Abstract With an estimated 50% of global land held, used, or otherwise managed by communities, interfacing indigenous, customary, and informal land tenure systems with official land administration systems is critical to achieving universal land tenure security at a global scale. The complexity and organic nature of these tenure systems, however, makes their modelling and documentation within standard, generic land administration systems extremely difficult. This paper presents a model that loosely integrates a Local Domain Model (LDM) developed for a Maasai community in Kenya with the Land Administration Domain Model (LADM). The LDM is an ontological schema which captures local knowledge in a systematic, formal way that is directly or indirectly relevant to land administration. The integration with LADM is achieved through an ontological schema called the Adaptor Model. The concept of conditional RRR (Rights, Restrictions, Responsibilities) is introduced within the Adaptor Model to express the dynamics of social tenures. The three domain models LDM, LADM, Adaptor Model are used in the community-based land tenure recording tool SmartSkeMa. Four implementation examples demonstrate how the case-specific LDM extends the range of concepts representable in LADM in order to meet land administration needs from the local community’s perspective. A panel of land administration experts found the LDM model and the functionality of the Adaptor Model to be fit-for-purpose for the Kenyan case and to be addressing an important gap in the land administration tools landscape.
Autores y editores
Land Use Policy is an international and interdisciplinary journal concerned with the social, economic, political, legal, physical and planning aspects of urban and rural land use. It provides a forum for the exchange of ideas and information from the diverse range of disciplines and interest groups which must be combined to formulate effective land use policies.
Proveedor de datos
What is ScienceDirect
Elsevier’s leading platform of peer-reviewed scholarly literature.
University libraries and institutions offer ScienceDirect access to their communities of researchers.

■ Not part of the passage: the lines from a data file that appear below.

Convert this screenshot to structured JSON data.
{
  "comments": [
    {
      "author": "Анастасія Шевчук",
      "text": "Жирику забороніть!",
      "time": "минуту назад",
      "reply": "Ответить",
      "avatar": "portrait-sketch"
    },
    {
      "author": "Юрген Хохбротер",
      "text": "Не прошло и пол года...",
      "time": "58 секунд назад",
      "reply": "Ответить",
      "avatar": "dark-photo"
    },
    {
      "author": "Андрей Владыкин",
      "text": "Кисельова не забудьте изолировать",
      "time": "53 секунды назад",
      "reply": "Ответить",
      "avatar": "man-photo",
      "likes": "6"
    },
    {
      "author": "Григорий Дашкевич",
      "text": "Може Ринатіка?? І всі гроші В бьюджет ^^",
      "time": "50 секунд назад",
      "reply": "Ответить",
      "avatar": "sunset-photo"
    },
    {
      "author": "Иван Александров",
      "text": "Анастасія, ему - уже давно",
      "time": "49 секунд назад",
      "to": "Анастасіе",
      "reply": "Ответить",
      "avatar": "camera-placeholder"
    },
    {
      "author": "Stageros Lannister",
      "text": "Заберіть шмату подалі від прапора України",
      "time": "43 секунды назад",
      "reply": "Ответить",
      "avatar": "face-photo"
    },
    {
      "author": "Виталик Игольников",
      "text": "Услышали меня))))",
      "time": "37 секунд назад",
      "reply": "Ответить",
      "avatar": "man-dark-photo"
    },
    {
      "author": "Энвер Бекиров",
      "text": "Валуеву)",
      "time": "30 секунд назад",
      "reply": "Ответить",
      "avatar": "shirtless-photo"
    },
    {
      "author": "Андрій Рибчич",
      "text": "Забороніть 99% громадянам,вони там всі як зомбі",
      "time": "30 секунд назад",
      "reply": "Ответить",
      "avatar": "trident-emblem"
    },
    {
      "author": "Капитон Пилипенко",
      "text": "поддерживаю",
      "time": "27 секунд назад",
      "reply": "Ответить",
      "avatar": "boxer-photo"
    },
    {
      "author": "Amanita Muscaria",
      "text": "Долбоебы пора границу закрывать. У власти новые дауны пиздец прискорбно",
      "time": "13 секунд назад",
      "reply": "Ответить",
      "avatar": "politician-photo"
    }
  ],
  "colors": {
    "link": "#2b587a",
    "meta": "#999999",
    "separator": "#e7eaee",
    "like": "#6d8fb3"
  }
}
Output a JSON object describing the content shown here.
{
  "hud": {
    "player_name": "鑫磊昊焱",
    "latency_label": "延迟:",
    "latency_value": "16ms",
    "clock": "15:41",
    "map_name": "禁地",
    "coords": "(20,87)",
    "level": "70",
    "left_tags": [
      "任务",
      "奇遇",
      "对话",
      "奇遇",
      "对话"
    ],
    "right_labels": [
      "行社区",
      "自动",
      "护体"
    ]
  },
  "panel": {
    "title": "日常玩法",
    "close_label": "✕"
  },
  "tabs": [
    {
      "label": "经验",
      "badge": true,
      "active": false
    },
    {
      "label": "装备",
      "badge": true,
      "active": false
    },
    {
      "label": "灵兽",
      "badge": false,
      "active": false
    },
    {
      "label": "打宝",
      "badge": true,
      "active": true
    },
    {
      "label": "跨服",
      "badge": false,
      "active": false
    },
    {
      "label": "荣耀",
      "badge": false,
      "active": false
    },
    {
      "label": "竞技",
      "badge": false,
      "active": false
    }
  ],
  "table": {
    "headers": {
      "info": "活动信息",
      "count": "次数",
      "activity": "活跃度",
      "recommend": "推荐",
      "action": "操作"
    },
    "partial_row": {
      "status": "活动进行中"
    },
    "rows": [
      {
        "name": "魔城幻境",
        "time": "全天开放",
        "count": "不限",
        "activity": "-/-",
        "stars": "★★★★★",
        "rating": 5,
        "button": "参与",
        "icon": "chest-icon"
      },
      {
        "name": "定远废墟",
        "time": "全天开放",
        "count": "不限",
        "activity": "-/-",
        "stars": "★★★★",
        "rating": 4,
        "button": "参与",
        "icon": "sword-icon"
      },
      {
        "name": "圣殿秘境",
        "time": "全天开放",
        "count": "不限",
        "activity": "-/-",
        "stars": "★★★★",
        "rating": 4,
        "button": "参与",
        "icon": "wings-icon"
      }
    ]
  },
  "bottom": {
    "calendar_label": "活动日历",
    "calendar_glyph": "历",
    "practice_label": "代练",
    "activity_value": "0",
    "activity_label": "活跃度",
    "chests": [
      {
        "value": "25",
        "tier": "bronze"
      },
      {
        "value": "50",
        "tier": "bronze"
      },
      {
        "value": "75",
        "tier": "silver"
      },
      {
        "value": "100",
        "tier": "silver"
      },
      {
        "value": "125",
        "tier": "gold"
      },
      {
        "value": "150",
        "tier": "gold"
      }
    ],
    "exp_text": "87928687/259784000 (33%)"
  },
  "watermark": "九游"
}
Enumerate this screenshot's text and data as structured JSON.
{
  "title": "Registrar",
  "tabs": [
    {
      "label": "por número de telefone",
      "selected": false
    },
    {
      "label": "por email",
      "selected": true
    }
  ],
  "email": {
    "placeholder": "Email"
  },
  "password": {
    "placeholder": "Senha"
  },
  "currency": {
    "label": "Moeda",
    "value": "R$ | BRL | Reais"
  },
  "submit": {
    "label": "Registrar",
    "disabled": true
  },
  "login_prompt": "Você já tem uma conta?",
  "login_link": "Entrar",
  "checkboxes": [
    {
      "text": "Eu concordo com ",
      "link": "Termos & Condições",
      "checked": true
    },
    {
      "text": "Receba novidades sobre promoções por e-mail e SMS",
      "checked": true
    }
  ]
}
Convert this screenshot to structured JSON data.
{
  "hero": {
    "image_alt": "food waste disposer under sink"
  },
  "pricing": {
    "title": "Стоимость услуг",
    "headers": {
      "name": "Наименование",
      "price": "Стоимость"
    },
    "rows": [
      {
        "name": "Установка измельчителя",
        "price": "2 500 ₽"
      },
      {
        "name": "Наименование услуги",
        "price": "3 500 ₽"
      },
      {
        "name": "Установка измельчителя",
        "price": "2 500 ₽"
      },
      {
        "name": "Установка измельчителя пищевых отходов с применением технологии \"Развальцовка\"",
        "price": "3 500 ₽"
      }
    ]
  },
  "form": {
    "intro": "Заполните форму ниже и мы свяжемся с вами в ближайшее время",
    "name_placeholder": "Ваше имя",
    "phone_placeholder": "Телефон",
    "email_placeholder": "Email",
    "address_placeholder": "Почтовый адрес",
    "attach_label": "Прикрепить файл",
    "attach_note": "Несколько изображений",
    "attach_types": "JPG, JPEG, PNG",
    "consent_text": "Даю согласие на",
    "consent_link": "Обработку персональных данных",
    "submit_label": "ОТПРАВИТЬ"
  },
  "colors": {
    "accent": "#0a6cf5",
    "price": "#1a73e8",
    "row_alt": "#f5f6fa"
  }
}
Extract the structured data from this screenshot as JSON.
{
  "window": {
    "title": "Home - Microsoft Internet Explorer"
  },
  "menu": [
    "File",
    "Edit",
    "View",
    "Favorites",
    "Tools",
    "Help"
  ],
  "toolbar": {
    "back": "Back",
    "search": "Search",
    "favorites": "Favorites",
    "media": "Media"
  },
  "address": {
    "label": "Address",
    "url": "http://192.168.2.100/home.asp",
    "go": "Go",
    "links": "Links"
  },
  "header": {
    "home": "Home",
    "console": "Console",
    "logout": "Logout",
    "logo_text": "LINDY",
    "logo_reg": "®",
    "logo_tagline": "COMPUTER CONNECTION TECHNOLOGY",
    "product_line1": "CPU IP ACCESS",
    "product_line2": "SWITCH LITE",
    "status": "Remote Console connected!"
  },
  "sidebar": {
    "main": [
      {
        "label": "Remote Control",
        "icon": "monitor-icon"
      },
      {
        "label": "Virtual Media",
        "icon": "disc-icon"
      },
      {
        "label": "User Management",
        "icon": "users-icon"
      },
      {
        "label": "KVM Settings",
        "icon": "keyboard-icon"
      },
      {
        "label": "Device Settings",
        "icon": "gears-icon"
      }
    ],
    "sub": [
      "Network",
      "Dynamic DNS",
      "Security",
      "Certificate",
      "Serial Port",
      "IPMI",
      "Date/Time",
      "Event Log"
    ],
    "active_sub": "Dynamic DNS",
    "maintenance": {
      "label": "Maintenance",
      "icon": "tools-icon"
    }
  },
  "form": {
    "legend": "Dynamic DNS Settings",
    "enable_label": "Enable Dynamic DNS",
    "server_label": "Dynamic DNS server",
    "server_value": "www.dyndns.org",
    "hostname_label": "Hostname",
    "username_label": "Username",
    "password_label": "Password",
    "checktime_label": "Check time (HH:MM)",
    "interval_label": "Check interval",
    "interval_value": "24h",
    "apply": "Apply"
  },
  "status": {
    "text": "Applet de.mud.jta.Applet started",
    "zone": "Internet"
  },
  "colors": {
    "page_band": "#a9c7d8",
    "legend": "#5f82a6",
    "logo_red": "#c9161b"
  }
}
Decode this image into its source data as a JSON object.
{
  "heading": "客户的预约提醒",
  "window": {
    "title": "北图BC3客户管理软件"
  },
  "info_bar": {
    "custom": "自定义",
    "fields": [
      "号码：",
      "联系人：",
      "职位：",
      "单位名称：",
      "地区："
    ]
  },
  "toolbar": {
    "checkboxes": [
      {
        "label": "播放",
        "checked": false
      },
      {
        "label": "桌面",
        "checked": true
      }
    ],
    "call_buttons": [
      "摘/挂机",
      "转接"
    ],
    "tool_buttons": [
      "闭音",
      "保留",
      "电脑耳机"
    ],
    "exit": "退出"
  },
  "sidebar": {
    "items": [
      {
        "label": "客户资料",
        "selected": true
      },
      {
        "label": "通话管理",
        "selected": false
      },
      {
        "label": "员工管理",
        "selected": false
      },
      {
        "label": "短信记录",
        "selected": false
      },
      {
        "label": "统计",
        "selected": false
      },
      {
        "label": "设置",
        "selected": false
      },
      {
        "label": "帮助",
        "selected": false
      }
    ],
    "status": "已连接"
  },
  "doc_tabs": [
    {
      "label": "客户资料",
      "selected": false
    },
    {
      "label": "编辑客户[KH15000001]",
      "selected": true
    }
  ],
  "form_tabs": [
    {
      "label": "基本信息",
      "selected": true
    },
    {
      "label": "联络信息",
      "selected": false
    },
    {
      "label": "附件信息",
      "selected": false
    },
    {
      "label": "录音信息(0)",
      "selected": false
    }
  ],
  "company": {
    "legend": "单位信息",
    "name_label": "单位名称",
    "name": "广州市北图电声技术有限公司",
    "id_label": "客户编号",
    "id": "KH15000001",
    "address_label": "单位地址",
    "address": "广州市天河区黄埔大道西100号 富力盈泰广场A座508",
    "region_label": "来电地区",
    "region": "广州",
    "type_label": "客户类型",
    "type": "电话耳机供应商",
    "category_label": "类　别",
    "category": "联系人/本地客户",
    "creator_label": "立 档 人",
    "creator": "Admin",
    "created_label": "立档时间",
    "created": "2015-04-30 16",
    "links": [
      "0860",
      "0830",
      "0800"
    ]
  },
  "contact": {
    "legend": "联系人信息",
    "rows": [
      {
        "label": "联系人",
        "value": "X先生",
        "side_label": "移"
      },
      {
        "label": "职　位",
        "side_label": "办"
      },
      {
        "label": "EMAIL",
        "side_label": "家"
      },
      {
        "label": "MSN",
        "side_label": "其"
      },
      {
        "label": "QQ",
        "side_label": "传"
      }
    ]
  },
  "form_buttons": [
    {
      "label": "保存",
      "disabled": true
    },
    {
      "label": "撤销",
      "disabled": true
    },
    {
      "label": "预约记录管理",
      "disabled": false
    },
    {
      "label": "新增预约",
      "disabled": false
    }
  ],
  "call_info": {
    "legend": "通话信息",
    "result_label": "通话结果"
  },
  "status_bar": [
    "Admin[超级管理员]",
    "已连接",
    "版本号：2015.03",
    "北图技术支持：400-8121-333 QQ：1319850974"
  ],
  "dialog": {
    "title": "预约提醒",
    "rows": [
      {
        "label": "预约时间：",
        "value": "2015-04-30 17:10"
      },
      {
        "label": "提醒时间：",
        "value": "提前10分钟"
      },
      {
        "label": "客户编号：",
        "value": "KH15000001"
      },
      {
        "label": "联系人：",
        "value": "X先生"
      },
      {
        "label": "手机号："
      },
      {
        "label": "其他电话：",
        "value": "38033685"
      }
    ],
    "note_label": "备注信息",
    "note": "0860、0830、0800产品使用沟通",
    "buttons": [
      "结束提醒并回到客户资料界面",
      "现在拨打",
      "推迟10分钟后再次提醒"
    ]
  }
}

Researchers, teachers, students, healthcare and information professionals use ScienceDirect to improve the way they search, discover, read, understand and share scholarly research.